U.S. embassy officers discussed religious freedom with the government and regularly visited Muslim and Buddhist religious leaders, academics, and elected officials as part of the embassy's effort to promote religious freedom and to understand the complex ethnic and religious issues at play in society.
The ambassador met with the leadership of the Songkhla Central Islamic Committee and Mosque. The mosque, Thailand's largest, also serves as a cultural center and Islamic administrative center for Thailand's South, the region with the highest population of Muslim citizens. Both the embassy and the U.S. consulate general in Chiang Mai hosted iftars (dinners during the month of Ramadan) to demonstrate respect for, and an understanding of, Islamic traditions and to share information about Muslim life in the United States as well as the importance of religious freedom. The embassy also organized several other cultural and religious projects, including events focusing specifically on the predominantly Muslim southern regions, such as several digital video conferences with American Corners in the South to promote study in the U.S. and English-language skills development. The embassy also organized several interfaith dialogues in Bangkok and the South with Islamic student leaders, women, executives, and the Islamic Council, and Buddhist students and leaders. The consulate general in Chiang Mai participated in interreligious events organized by the Chiang Mai Interreligious Relations Committee.
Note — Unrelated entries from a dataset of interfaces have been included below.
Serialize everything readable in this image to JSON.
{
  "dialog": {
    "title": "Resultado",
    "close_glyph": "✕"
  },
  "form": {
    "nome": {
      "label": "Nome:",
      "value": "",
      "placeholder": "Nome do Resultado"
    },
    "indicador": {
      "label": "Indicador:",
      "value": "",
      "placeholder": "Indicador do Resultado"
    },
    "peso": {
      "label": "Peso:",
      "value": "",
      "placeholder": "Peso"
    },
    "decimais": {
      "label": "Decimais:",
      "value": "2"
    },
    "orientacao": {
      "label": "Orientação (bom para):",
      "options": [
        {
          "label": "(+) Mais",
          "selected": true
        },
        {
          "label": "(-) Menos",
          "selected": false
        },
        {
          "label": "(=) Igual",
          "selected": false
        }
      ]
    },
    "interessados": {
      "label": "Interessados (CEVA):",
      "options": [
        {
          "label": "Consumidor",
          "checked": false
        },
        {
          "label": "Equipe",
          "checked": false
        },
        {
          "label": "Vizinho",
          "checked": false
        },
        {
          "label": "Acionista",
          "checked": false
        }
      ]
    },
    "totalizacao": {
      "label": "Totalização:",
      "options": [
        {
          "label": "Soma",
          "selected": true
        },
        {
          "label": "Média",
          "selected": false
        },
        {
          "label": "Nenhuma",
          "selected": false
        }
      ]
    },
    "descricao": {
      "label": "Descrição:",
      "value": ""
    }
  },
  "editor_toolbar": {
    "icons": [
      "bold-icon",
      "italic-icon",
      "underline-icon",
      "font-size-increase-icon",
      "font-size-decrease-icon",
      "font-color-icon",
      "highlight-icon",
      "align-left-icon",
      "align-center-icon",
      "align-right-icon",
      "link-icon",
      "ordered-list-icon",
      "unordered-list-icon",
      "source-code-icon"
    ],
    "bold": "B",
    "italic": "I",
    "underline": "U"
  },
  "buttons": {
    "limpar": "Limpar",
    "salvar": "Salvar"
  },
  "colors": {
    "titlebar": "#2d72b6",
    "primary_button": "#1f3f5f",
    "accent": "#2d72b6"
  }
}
The consul general attended a service for Guru Gobind Singh, the 10th Sikh master, and spoke on the importance of religious freedom – in the U.S. as in Thailand – and the history of Sikh migration in America.